IDEAS home Printed from
   My bibliography  Save this paper

Avoiding Tunnel Vision in the Study of Higher Education Costs


  • Robert B. Archibald

    () (Department of Economics, College of William and Mary)

  • David H. Feldman

    () (Department of Economics, College of William and Mary)


Much of the literature on the causes of rising costs in higher education focuses on specific features and pathologies of decision-making within colleges and universities. We argue that this inward-looking focus on the specifics of higher education as an industry is a form of tunnel vision that can lead to poor public policy decisions.
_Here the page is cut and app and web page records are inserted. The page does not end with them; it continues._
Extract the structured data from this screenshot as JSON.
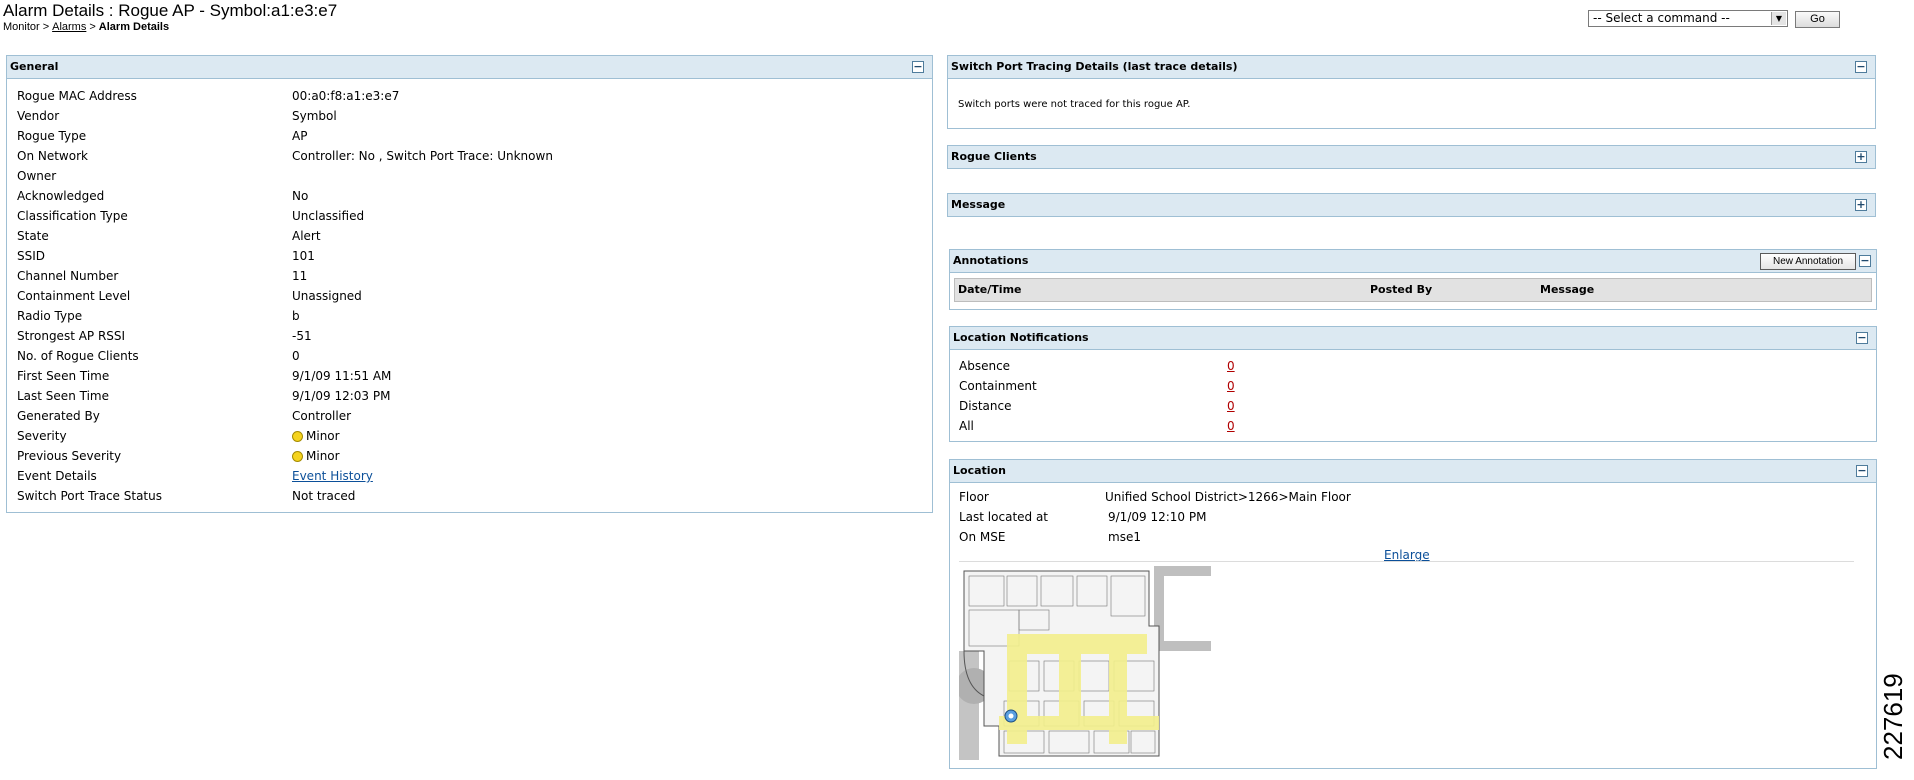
{
  "header": {
    "title": "Alarm Details : Rogue AP - Symbol:a1:e3:e7",
    "breadcrumb": {
      "root": "Monitor",
      "sep": ">",
      "alarms": "Alarms",
      "current": "Alarm Details"
    },
    "command_select": "-- Select a command --",
    "go_label": "Go"
  },
  "general": {
    "title": "General",
    "toggle": "−",
    "rows": [
      {
        "label": "Rogue MAC Address",
        "value": "00:a0:f8:a1:e3:e7"
      },
      {
        "label": "Vendor",
        "value": "Symbol"
      },
      {
        "label": "Rogue Type",
        "value": "AP"
      },
      {
        "label": "On Network",
        "value": "Controller: No ,  Switch Port Trace: Unknown"
      },
      {
        "label": "Owner",
        "value": ""
      },
      {
        "label": "Acknowledged",
        "value": "No"
      },
      {
        "label": "Classification Type",
        "value": "Unclassified"
      },
      {
        "label": "State",
        "value": "Alert"
      },
      {
        "label": "SSID",
        "value": "101"
      },
      {
        "label": "Channel Number",
        "value": "11"
      },
      {
        "label": "Containment Level",
        "value": "Unassigned"
      },
      {
        "label": "Radio Type",
        "value": "b"
      },
      {
        "label": "Strongest AP RSSI",
        "value": "-51"
      },
      {
        "label": "No. of Rogue Clients",
        "value": "0"
      },
      {
        "label": "First Seen Time",
        "value": "9/1/09 11:51 AM"
      },
      {
        "label": "Last Seen Time",
        "value": "9/1/09 12:03 PM"
      },
      {
        "label": "Generated By",
        "value": "Controller"
      },
      {
        "label": "Severity",
        "value": "Minor"
      },
      {
        "label": "Previous Severity",
        "value": "Minor"
      },
      {
        "label": "Event Details",
        "value": "Event History"
      },
      {
        "label": "Switch Port Trace Status",
        "value": "Not traced"
      }
    ]
  },
  "switch_port": {
    "title": "Switch Port Tracing Details (last trace details)",
    "toggle": "−",
    "message": "Switch ports were not traced for this rogue AP."
  },
  "rogue_clients": {
    "title": "Rogue Clients",
    "toggle": "+"
  },
  "message_panel": {
    "title": "Message",
    "toggle": "+"
  },
  "annotations": {
    "title": "Annotations",
    "toggle": "−",
    "new_button": "New Annotation",
    "columns": [
      "Date/Time",
      "Posted By",
      "Message"
    ]
  },
  "location_notifications": {
    "title": "Location Notifications",
    "toggle": "−",
    "rows": [
      {
        "label": "Absence",
        "value": "0"
      },
      {
        "label": "Containment",
        "value": "0"
      },
      {
        "label": "Distance",
        "value": "0"
      },
      {
        "label": "All",
        "value": "0"
      }
    ]
  },
  "location": {
    "title": "Location",
    "toggle": "−",
    "floor_label": "Floor",
    "floor_value": "Unified School District>1266>Main Floor",
    "last_located_label": "Last located at",
    "last_located_value": "9/1/09 12:10 PM",
    "mse_label": "On MSE",
    "mse_value": "mse1",
    "enlarge": "Enlarge"
  },
  "figure_id": "227619",
  "colors": {
    "panel_header": "#dce9f2",
    "panel_border": "#9fbfd4",
    "severity_minor": "#f5d31d",
    "link": "#0b4f99"
  }
}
In this paper we show that cost disease and capital-skill complementarity are two crucially important causes of rising costs in higher education. These two economy-wide forces are something higher education shares with other skilled-labor-intensive services.

Suggested Citation

  • Robert B. Archibald & David H. Feldman, 2007. "Avoiding Tunnel Vision in the Study of Higher Education Costs," Working Papers 53, Department of Economics, College of William and Mary.
  • Handle: RePEc:cwm:wpaper:53

    Download full text from publisher

    File URL:
    Download Restriction: no

    More about this item


    discrete games; cost disease; capital-skill complementarity;

    JEL classification:

    • I22 - Health, Education, and Welfare - - Education - - - Educational Finance; Financial Aid
    • I23 - Health, Education, and Welfare - - Education - - - Higher Education; Research Institutions

    NEP fields

    This paper has been announced in the following NEP Reports:


    Access and download statistics


    All material on this site has been provided by the respective publishers and authors. You can help correct errors and omissions. When requesting a correction, please mention this item's handle: RePEc:cwm:wpaper:53. See general information about how to correct material in RePEc.

    For technical questions regarding this item, or to correct its authors, title, abstract, bibliographic or download information, contact: (Daifeng He) or (Alfredo Pereira). General contact details of provider: .

    If you have authored this item and are not yet registered with RePEc, we encourage you to do it here. This allows to link your profile to this item. It also allows you to accept potential citations to this item that we are uncertain about.

    We have no references for this item. You can help adding them by using this form .

    If you know of missing items citing this one, you can help us creating those links by adding the relevant references in the same way as above, for each refering item. If you are a registered author of this item, you may also want to check the "citations" tab in your RePEc Author Service profile, as there may be some citations waiting for confirmation.

    Please note that corrections may take a couple of weeks to filter through the various RePEc services.

    IDEAS is a RePEc service hosted by the Research Division of the Federal Reserve Bank of St. Louis . RePEc uses bibliographic data supplied by the respective publishers.